### Data shown ###
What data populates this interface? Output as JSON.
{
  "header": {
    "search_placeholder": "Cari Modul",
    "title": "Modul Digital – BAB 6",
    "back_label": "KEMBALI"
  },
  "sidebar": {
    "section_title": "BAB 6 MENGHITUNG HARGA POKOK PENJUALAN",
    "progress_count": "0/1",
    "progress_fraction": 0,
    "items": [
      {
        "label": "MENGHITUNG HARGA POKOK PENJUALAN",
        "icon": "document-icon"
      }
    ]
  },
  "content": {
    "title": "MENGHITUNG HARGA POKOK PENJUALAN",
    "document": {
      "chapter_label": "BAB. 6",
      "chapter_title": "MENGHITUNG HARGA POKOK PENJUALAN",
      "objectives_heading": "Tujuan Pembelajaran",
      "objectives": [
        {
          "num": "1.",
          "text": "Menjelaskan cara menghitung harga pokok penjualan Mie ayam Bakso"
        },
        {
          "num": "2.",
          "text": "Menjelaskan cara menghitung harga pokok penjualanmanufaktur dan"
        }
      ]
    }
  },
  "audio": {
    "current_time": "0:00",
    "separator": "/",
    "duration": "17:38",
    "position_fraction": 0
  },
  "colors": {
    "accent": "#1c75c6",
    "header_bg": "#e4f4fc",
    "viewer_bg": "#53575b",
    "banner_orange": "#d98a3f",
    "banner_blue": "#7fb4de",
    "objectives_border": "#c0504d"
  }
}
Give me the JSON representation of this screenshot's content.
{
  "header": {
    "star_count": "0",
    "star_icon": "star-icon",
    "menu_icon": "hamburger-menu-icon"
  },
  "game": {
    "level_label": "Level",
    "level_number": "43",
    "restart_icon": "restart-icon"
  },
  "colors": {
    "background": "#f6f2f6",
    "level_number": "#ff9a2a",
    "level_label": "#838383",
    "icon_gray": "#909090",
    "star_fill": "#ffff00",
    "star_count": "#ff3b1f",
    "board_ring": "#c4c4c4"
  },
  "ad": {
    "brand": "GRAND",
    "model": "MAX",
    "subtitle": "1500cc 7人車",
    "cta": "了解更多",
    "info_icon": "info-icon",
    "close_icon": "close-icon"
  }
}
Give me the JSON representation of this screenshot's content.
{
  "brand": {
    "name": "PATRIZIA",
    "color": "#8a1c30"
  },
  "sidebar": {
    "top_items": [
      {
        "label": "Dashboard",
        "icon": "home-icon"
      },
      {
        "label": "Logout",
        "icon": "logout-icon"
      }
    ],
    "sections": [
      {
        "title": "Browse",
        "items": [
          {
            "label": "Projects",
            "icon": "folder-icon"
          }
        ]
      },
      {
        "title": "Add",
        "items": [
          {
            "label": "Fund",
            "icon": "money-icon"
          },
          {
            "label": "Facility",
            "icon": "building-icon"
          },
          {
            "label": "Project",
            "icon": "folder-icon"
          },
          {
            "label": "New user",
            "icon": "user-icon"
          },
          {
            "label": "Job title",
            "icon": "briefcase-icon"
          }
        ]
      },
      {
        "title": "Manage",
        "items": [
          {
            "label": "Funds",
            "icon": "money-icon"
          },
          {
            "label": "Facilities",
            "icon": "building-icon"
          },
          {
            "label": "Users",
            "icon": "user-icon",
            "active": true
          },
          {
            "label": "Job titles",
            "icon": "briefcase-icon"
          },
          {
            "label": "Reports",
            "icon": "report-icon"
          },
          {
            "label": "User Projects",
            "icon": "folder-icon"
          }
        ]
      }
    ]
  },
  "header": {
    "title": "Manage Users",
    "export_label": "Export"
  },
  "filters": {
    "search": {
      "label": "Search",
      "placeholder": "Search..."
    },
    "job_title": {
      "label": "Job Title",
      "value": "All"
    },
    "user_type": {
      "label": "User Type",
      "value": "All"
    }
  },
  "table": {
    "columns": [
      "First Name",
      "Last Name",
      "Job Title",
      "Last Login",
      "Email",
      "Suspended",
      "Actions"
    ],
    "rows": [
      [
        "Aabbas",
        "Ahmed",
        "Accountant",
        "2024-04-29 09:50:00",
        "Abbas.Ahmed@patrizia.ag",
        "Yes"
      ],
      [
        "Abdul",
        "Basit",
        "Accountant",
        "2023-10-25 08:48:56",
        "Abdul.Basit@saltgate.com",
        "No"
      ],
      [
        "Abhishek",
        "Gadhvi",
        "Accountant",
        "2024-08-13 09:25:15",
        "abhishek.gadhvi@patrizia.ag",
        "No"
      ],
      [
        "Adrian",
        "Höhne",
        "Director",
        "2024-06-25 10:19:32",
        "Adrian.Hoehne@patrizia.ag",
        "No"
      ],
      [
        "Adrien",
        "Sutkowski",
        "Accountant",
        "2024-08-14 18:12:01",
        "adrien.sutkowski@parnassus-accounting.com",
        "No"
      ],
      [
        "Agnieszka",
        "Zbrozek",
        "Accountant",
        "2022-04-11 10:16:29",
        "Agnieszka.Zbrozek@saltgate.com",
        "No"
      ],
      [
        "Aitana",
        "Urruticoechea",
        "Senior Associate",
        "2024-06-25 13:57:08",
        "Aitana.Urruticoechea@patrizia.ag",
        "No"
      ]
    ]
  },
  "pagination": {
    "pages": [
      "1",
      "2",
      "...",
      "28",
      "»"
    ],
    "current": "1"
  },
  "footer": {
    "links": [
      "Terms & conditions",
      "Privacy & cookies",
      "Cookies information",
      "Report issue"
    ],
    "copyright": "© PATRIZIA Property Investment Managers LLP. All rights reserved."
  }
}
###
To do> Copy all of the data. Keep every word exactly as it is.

Exercise output>
What data populates this interface? Output as JSON.
{
  "header": {
    "search_placeholder": "Cari Modul",
    "title": "Modul Digital – BAB 6",
    "back_label": "KEMBALI"
  },
  "sidebar": {
    "section_title": "BAB 6 MENGHITUNG HARGA POKOK PENJUALAN",
    "progress_count": "0/1",
    "progress_fraction": 0,
    "items": [
      {
        "label": "MENGHITUNG HARGA POKOK PENJUALAN",
        "icon": "document-icon"
      }
    ]
  },
  "content": {
    "title": "MENGHITUNG HARGA POKOK PENJUALAN",
    "document": {
      "chapter_label": "BAB. 6",
      "chapter_title": "MENGHITUNG HARGA POKOK PENJUALAN",
      "objectives_heading": "Tujuan Pembelajaran",
      "objectives": [
        {
          "num": "1.",
          "text": "Menjelaskan cara menghitung harga pokok penjualan Mie ayam Bakso"
        },
        {
          "num": "2.",
          "text": "Menjelaskan cara menghitung harga pokok penjualanmanufaktur dan"
        }
      ]
    }
  },
  "audio": {
    "current_time": "0:00",
    "separator": "/",
    "duration": "17:38",
    "position_fraction": 0
  },
  "colors": {
    "accent": "#1c75c6",
    "header_bg": "#e4f4fc",
    "viewer_bg": "#53575b",
    "banner_orange": "#d98a3f",
    "banner_blue": "#7fb4de",
    "objectives_border": "#c0504d"
  }
}
Give me the JSON representation of this screenshot's content.
{
  "header": {
    "star_count": "0",
    "star_icon": "star-icon",
    "menu_icon": "hamburger-menu-icon"
  },
  "game": {
    "level_label": "Level",
    "level_number": "43",
    "restart_icon": "restart-icon"
  },
  "colors": {
    "background": "#f6f2f6",
    "level_number": "#ff9a2a",
    "level_label": "#838383",
    "icon_gray": "#909090",
    "star_fill": "#ffff00",
    "star_count": "#ff3b1f",
    "board_ring": "#c4c4c4"
  },
  "ad": {
    "brand": "GRAND",
    "model": "MAX",
    "subtitle": "1500cc 7人車",
    "cta": "了解更多",
    "info_icon": "info-icon",
    "close_icon": "close-icon"
  }
}
Give me the JSON representation of this screenshot's content.
{
  "brand": {
    "name": "PATRIZIA",
    "color": "#8a1c30"
  },
  "sidebar": {
    "top_items": [
      {
        "label": "Dashboard",
        "icon": "home-icon"
      },
      {
        "label": "Logout",
        "icon": "logout-icon"
      }
    ],
    "sections": [
      {
        "title": "Browse",
        "items": [
          {
            "label": "Projects",
            "icon": "folder-icon"
          }
        ]
      },
      {
        "title": "Add",
        "items": [
          {
            "label": "Fund",
            "icon": "money-icon"
          },
          {
            "label": "Facility",
            "icon": "building-icon"
          },
          {
            "label": "Project",
            "icon": "folder-icon"
          },
          {
            "label": "New user",
            "icon": "user-icon"
          },
          {
            "label": "Job title",
            "icon": "briefcase-icon"
          }
        ]
      },
      {
        "title": "Manage",
        "items": [
          {
            "label": "Funds",
            "icon": "money-icon"
          },
          {
            "label": "Facilities",
            "icon": "building-icon"
          },
          {
            "label": "Users",
            "icon": "user-icon",
            "active": true
          },
          {
            "label": "Job titles",
            "icon": "briefcase-icon"
          },
          {
            "label": "Reports",
            "icon": "report-icon"
          },
          {
            "label": "User Projects",
            "icon": "folder-icon"
          }
        ]
      }
    ]
  },
  "header": {
    "title": "Manage Users",
    "export_label": "Export"
  },
  "filters": {
    "search": {
      "label": "Search",
      "placeholder": "Search..."
    },
    "job_title": {
      "label": "Job Title",
      "value": "All"
    },
    "user_type": {
      "label": "User Type",
      "value": "All"
    }
  },
  "table": {
    "columns": [
      "First Name",
      "Last Name",
      "Job Title",
      "Last Login",
      "Email",
      "Suspended",
      "Actions"
    ],
    "rows": [
      [
        "Aabbas",
        "Ahmed",
        "Accountant",
        "2024-04-29 09:50:00",
        "Abbas.Ahmed@patrizia.ag",
        "Yes"
      ],
      [
        "Abdul",
        "Basit",
        "Accountant",
        "2023-10-25 08:48:56",
        "Abdul.Basit@saltgate.com",
        "No"
      ],
      [
        "Abhishek",
        "Gadhvi",
        "Accountant",
        "2024-08-13 09:25:15",
        "abhishek.gadhvi@patrizia.ag",
        "No"
      ],
      [
        "Adrian",
        "Höhne",
        "Director",
        "2024-06-25 10:19:32",
        "Adrian.Hoehne@patrizia.ag",
        "No"
      ],
      [
        "Adrien",
        "Sutkowski",
        "Accountant",
        "2024-08-14 18:12:01",
        "adrien.sutkowski@parnassus-accounting.com",
        "No"
      ],
      [
        "Agnieszka",
        "Zbrozek",
        "Accountant",
        "2022-04-11 10:16:29",
        "Agnieszka.Zbrozek@saltgate.com",
        "No"
      ],
      [
        "Aitana",
        "Urruticoechea",
        "Senior Associate",
        "2024-06-25 13:57:08",
        "Aitana.Urruticoechea@patrizia.ag",
        "No"
      ]
    ]
  },
  "pagination": {
    "pages": [
      "1",
      "2",
      "...",
      "28",
      "»"
    ],
    "current": "1"
  },
  "footer": {
    "links": [
      "Terms & conditions",
      "Privacy & cookies",
      "Cookies information",
      "Report issue"
    ],
    "copyright": "© PATRIZIA Property Investment Managers LLP. All rights reserved."
  }
}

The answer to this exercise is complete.